Highlights saved before July 30, 2012 will not be displayed on their respective source pages.

You can easily re-create the highlights by opening the book page or article, selecting the text, and clicking “Highlight.”

Citations (0)
Some of your citations are legacy items.

Any citation created before July 30, 2012 will labeled as a “Cited page.” New citations will be saved as cited passages, pages or articles.

We also added the ability to view new citations from your projects or the book or article where you created them.

Notes (0)
Bookmarks (0)

You have no saved items from this book

Project items include:
  • Saved book/article
  • Highlights
  • Quotes/citations
  • Notes
  • Bookmarks
Notes
Cite this page

Cited page

Style
Citations are available only to our active members.
Sign up now to cite pages or passages in MLA, APA and Chicago citation styles.

(Einhorn, 1992, p. 25)

(Einhorn 25)

1

1. Lois J. Einhorn, Abraham Lincoln, the Orator: Penetrating the Lincoln Legend (Westport, CT: Greenwood Press, 1992), 25, http://www.questia.com/read/27419298.

Cited page

Bookmark this page
A People's History of the European Court of Human Rights
Table of contents

Table of contents

Settings

Settings

Typeface
Text size Smaller Larger Reset View mode
Search within

Search within this book

Look up

Look up a word

  • Dictionary
  • Thesaurus
Please submit a word or phrase above.
Print this page

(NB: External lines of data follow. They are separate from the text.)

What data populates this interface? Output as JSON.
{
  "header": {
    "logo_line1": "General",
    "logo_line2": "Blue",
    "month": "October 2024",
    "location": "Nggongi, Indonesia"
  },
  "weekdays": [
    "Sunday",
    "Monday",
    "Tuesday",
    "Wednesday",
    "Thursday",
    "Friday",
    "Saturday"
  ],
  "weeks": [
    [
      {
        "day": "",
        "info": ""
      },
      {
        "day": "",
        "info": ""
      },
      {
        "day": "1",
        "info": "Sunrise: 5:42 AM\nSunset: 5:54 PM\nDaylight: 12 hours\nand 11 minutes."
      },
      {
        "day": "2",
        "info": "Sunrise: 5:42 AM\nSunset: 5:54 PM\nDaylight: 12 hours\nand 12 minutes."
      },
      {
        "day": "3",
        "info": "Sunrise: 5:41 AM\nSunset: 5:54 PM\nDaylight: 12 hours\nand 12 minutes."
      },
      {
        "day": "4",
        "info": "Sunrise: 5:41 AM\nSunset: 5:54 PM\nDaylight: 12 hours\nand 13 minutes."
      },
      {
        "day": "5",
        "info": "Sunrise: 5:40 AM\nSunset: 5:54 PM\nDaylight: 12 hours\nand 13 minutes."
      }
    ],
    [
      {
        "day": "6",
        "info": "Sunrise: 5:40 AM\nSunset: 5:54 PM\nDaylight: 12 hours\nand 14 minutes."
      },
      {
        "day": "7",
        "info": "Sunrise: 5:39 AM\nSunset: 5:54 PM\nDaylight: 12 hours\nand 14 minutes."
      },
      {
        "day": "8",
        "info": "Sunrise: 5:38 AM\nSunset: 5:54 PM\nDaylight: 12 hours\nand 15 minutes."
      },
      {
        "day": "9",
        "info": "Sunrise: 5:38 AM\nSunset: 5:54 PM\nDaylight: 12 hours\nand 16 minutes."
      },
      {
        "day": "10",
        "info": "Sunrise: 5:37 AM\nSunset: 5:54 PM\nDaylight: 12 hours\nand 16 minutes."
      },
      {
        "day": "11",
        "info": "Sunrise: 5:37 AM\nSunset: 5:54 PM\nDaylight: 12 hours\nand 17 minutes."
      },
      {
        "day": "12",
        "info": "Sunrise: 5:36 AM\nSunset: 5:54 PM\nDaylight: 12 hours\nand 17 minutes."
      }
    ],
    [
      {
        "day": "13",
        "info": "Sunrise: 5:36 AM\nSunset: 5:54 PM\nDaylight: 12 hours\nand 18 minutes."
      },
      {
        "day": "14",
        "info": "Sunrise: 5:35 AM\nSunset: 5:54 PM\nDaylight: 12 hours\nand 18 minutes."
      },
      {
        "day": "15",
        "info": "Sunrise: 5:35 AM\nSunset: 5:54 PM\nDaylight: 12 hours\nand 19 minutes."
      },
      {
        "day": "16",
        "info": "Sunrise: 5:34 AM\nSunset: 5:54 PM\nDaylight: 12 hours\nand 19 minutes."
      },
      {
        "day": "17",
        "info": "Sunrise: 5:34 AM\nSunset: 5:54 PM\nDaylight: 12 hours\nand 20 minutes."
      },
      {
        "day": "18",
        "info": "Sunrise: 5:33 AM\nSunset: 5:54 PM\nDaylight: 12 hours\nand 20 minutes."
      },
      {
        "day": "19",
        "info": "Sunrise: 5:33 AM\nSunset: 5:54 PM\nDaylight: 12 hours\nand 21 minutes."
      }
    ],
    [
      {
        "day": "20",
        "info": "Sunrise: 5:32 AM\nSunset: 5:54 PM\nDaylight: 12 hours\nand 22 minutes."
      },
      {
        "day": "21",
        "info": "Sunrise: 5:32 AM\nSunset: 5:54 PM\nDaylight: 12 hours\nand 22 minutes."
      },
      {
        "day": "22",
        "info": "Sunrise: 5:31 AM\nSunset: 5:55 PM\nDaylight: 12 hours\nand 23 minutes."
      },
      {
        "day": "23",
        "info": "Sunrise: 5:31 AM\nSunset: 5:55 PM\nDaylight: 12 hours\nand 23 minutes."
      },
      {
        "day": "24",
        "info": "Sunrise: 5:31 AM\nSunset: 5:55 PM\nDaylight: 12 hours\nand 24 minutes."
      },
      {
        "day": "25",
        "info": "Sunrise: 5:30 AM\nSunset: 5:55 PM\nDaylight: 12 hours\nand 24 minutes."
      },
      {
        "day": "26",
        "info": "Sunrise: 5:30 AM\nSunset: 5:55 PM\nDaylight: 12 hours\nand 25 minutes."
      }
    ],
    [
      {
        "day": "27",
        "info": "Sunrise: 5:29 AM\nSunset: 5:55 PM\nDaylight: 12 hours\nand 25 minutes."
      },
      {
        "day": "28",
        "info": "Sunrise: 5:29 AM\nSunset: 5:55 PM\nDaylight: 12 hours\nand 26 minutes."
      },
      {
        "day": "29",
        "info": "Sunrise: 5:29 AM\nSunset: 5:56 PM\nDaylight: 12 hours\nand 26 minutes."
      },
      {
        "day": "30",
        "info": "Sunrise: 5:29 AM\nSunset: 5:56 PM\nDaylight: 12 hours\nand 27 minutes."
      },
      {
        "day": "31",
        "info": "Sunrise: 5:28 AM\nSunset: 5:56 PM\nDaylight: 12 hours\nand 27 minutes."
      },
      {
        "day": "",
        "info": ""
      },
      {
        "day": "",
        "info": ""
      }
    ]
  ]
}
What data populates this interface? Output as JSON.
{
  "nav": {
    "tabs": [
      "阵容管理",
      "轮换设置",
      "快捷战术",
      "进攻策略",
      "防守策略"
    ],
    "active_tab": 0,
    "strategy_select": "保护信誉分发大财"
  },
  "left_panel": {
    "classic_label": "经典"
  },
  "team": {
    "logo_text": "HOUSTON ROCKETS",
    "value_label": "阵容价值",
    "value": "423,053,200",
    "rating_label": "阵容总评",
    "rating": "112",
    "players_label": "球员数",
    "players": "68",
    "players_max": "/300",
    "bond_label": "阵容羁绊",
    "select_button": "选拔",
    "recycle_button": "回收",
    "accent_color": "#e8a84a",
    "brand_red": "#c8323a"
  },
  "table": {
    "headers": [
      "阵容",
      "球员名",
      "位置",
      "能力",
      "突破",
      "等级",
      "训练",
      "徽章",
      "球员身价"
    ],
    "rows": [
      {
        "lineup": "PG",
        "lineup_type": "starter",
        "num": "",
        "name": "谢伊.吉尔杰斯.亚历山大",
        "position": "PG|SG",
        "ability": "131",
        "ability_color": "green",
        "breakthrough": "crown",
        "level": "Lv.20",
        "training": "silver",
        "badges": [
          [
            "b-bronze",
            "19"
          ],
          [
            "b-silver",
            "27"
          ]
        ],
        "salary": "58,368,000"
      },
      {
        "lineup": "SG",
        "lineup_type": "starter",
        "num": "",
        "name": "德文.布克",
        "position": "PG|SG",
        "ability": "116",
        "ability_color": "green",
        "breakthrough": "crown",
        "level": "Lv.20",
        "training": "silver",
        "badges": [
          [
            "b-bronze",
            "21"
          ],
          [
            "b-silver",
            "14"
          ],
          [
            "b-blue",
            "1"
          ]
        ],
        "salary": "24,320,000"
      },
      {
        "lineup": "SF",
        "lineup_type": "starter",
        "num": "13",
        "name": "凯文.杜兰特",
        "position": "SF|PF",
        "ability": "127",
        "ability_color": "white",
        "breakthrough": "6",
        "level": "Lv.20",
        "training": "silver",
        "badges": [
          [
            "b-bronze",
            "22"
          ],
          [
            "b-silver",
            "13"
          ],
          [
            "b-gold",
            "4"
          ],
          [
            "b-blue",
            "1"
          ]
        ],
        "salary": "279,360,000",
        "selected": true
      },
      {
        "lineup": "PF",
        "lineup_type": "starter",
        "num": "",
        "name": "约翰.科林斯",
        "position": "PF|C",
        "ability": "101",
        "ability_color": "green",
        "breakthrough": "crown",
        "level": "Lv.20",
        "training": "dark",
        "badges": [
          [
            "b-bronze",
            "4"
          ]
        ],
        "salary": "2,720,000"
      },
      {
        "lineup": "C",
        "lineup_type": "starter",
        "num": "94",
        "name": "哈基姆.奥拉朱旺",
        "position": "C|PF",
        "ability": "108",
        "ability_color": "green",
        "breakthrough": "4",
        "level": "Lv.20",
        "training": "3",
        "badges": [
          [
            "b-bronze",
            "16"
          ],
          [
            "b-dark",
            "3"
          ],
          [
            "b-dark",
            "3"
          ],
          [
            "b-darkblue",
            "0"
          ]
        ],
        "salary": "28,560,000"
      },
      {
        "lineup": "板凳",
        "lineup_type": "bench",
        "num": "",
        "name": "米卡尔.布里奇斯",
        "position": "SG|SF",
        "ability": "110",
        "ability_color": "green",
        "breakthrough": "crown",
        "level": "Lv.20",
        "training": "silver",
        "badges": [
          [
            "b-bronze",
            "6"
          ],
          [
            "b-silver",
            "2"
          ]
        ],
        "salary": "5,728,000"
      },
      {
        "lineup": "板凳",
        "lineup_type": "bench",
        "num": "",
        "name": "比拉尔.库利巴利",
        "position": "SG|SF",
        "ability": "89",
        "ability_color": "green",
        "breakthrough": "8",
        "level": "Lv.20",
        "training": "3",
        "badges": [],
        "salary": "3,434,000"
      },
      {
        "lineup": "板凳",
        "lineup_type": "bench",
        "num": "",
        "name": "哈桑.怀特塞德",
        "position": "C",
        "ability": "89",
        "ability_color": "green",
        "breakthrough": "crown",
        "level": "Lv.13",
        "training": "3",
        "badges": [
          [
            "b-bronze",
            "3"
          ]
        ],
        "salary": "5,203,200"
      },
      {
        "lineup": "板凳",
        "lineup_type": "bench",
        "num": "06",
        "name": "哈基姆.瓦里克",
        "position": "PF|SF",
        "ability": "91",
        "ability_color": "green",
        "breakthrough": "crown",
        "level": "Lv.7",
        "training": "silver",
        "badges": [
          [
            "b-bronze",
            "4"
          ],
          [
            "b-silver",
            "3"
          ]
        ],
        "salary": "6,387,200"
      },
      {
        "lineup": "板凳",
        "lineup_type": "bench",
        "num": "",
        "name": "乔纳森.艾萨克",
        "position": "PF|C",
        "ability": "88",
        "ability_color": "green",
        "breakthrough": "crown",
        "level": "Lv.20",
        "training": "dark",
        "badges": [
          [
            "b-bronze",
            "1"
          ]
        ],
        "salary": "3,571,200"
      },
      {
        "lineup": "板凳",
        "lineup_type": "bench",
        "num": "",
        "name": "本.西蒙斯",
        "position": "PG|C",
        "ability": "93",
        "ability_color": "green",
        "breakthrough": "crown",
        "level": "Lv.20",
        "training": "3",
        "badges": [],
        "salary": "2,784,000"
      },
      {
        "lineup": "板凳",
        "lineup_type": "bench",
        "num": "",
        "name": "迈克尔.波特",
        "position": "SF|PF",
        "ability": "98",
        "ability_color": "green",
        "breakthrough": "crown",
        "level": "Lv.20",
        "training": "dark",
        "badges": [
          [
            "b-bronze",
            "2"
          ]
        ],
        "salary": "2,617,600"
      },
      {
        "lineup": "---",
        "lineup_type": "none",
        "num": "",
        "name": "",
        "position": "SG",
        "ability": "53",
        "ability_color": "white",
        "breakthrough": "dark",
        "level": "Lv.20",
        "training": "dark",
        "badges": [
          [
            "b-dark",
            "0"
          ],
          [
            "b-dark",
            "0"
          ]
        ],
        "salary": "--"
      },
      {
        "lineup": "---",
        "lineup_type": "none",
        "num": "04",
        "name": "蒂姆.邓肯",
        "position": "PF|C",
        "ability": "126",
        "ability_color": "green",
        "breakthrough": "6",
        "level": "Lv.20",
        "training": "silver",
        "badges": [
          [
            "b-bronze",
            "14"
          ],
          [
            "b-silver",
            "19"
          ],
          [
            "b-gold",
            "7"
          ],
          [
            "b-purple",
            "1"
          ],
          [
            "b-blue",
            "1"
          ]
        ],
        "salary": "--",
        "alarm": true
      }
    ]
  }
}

Print this page

Why can't I print more than one page at a time?

Full screen
/ 226

matching results for page

Cited passage

Style
Citations are available only to our active members.
Sign up now to cite pages or passages in MLA, APA and Chicago citation styles.

"Portraying himself as an honest, ordinary person helped Lincoln identify with his audiences." (Einhorn, 1992, p. 25).

"Portraying himself as an honest, ordinary person helped Lincoln identify with his audiences." (Einhorn 25)

"Portraying himself as an honest, ordinary person helped Lincoln identify with his audiences."1

1. Lois J. Einhorn, Abraham Lincoln, the Orator: Penetrating the Lincoln Legend (Westport, CT: Greenwood Press, 1992), 25, http://www.questia.com/read/27419298.

Cited passage

Thanks for trying Questia!

Please continue trying out our research tools, but please note, full functionality is available only to our active members.

Your work will be lost once you leave this Web page.

For full access in an ad-free environment, sign up now for a FREE, 1-day trial.

Already a member? Log in now.